Panama’s Supreme Court has overturned a 2004 pardon of anti-Castro militant Luis Posada Carriles and three other right-wing Cubans—Pedro Crispin Remon Hernandez, Gaspar Jiménez Escobedo, and Guillermo Novo Sampoll—charged with plotting to kill Fidel Castro at the 2000 Ibero-American summit. The militants were accused of attempting to bomb a University of Panama auditorium where the Cuban leader was due to speak. Panamanian courts ruled there was too little evidence to try them for attempted murder but convicted them on charges of conspiracy, possessing explosives and endangering public safety. US-friendly President Mireya Moscoso issued the pardons in 2004—sparking a diplomatic spat with Cuba and Venezuela.
Following a legal challenge by former Prosecutor General José Antonio Sossa, the Supreme Court ruled in a late night session July 1 the pardons had been unconstitutional. The court also reversed pardons of 179 other people, including several dozen journalists. The current Panamanian government of President Martin Torrijos had previously protested about the pardon. Panama’s Prosecutor General Ana Matilde Gomez called the Supreme Court’s decision a “constitutional vindication.”

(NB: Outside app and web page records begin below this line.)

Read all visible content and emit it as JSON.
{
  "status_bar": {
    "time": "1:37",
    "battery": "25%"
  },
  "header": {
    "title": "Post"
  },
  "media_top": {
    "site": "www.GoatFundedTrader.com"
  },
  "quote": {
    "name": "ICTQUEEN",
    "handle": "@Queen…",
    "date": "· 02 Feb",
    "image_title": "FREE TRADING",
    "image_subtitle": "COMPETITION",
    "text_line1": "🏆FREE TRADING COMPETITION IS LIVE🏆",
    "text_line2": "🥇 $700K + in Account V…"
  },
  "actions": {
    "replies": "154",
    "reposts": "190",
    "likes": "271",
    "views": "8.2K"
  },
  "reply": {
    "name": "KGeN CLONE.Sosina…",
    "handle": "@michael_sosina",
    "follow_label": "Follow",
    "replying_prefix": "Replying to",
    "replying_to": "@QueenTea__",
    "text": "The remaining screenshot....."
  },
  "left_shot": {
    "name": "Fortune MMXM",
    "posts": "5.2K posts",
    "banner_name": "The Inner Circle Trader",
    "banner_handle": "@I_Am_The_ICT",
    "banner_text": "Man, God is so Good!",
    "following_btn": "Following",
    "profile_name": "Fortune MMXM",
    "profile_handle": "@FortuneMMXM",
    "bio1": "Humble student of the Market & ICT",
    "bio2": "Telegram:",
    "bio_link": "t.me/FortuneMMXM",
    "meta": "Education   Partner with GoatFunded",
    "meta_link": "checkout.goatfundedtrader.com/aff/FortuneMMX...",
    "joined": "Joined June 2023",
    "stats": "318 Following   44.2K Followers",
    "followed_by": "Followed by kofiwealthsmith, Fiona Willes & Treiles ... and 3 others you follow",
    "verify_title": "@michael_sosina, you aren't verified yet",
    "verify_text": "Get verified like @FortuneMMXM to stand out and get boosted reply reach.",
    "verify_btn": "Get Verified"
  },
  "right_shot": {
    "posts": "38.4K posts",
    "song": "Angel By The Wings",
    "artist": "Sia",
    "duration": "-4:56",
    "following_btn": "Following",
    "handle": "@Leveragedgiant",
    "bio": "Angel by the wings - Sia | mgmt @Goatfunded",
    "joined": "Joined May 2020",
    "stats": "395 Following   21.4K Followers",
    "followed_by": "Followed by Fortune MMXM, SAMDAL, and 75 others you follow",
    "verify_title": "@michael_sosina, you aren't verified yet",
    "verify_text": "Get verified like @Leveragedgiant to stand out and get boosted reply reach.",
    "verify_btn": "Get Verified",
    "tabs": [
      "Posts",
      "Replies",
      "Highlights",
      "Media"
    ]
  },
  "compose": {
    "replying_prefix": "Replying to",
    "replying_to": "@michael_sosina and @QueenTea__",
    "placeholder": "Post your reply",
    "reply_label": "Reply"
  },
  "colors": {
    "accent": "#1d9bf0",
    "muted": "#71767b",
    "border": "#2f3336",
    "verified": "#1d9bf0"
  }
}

Posada, wanted by Cuba and Venezuela on terrorism charges, is currently in the United States. He was released from US custody in April 2007, having been detained in May 2005 after entering the country illegally. Panama’s Foreign Minister Samuel Lewis Navarro said the his government would request their extradition if the judiciary requests it. (ACN, Cuba, July 6; Reuters, Reuters, July 2; ACN, July 1)